Yet as Talia Mae Bettcher notes in her very excellent essay When Tables Speak, I do not come to this role as a blank slate. Having stayed hidden most of my life, to the detriment of my mental health, and being somewhat early in transition despite my age, I do not find it easy to hide my anger or my disorientation. I’d like to be better at “just having a discussion” about transgender topics as if my experiences with being trans were no different to my experiences with being Bayesian, but I am not. There are too many old wounds that have never really healed, too many repressed fears that have not resolved. Despite my best laid plans, I often lash out emotionally (thereby revealing myself as The Crazy Tranny) when I’d prefer not to. I’m still learning how best to control that.

I’ve been hurt deeply.
I imagine I will heal one day.
But for now, we need a plan.

– Alicia Florrick, The Good Wife


One. Thank you


The last time one of these “trans debates” went badly on Twitter, I deleted my history on the site and unwillingly withdrew for a few weeks out of fear of harassment. When it happened, though, there were so very many people kind enough to reach out to me with messages of support, and I wanted to find a way to express how grateful I felt for the kindness of strangers.

It hasn’t been easy learning to be myself, and I sometimes feel like I’m caught between being a middle aged woman and a teenage girl. It’s a very strange kind of in-between space to be in, and I don’t always handle it well.

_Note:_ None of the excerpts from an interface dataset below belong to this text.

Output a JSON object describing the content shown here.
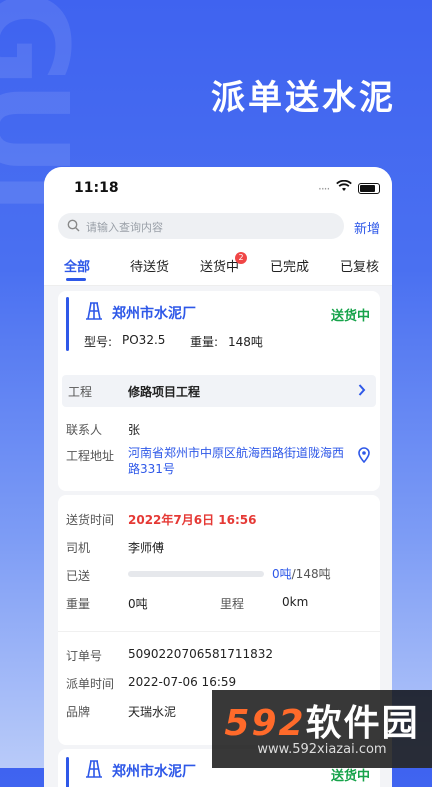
{
  "hero": {
    "title": "派单送水泥",
    "bg_watermark": "GUI"
  },
  "status_bar": {
    "time": "11:18"
  },
  "search": {
    "placeholder": "请输入查询内容",
    "add_label": "新增"
  },
  "tabs": [
    {
      "label": "全部",
      "active": true
    },
    {
      "label": "待送货"
    },
    {
      "label": "送货中",
      "badge": "2"
    },
    {
      "label": "已完成"
    },
    {
      "label": "已复核"
    }
  ],
  "order1": {
    "factory": "郑州市水泥厂",
    "status": "送货中",
    "model_label": "型号:",
    "model_value": "PO32.5",
    "weight_label": "重量:",
    "weight_value": "148吨",
    "project_label": "工程",
    "project_value": "修路项目工程",
    "contact_label": "联系人",
    "contact_value": "张",
    "address_label": "工程地址",
    "address_value": "河南省郑州市中原区航海西路街道陇海西路331号",
    "delivery_time_label": "送货时间",
    "delivery_time_value": "2022年7月6日 16:56",
    "driver_label": "司机",
    "driver_value": "李师傅",
    "sent_label": "已送",
    "sent_value": "0吨",
    "sent_total": "/148吨",
    "sent_fraction": 0,
    "weight2_label": "重量",
    "weight2_value": "0吨",
    "mileage_label": "里程",
    "mileage_value": "0km",
    "order_no_label": "订单号",
    "order_no_value": "5090220706581711832",
    "dispatch_time_label": "派单时间",
    "dispatch_time_value": "2022-07-06 16:59",
    "brand_label": "品牌",
    "brand_value": "天瑞水泥"
  },
  "order2": {
    "factory": "郑州市水泥厂",
    "status": "送货中"
  },
  "site_watermark": {
    "logo_num": "592",
    "logo_text": "软件园",
    "url": "www.592xiazai.com"
  },
  "colors": {
    "accent": "#2e58e8",
    "status_green": "#16a34a",
    "time_red": "#e53935",
    "hero_bg": "#3f63f0"
  }
}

As a way of expressing my gratitude I made a gif:

# use showfont to load the font
font_add_google("Allura")

# use fontr to extract letter forms
get_letter <- function(ch, xshift, yshift, id) {
  char_poly <-  glyph_polygon(
    ch, family = "Allura", 
    face = "regular", nseg = 20)
  char_poly$x <- (char_poly$x * 1.9) + xshift
  char_poly$y <- (char_poly$y * 1.9) + yshift
  char_poly$id <- id
  return(char_poly)
}

# use transformr to add stars
get_shape <- function(xshift, yshift, id) {
  shape_poly <- poly_star()
  shape_poly$y <- ((shape_poly$y + 1) / 2.5) + yshift
  shape_poly$x <- (shape_poly$x / 2.5) + xshift
  shape_poly$id <- id
  return(shape_poly)
}

# specify stars 
sep <- .75
shapes <- bind_rows(
  get_shape(1.5,sep,1),
  get_shape(2.4,sep,2),
  get_shape(3.3,sep,3),
  get_shape(4.2,sep,4),
  get_shape(5.1,sep,5),
  get_shape(2.4,-sep,6),
  get_shape(3.3,-sep,7),
  get_shape(4.2,-sep,8)
)

# specify text
msg <- bind_rows(
  get_letter("T", 1.2, sep, 1),
  get_letter("h", 2.2, sep, 2),
  get_letter("a", 3.1, sep, 3),
  get_letter("n", 4.0, sep, 4),
  get_letter("k", 4.8, sep, 5),
  get_letter("Y", 2.2, -sep, 6),
  get_letter("o", 3.2, -sep, 7),
  get_letter("u", 3.9, -sep, 8)  
)

# bind them
msg$frame <- 2
shapes$frame <- 1
dat <- bind_rows(msg, shapes)

# use gganimate
anim <- dat %>% 
  ggplot(aes(x,y,group=id)) + 
  geom_path() + 
  coord_equal() + 
  ylim(-2, 3) + 
  theme_void() + 
  transition_states(frame)

# make it happen...
animate(anim, type = "cairo")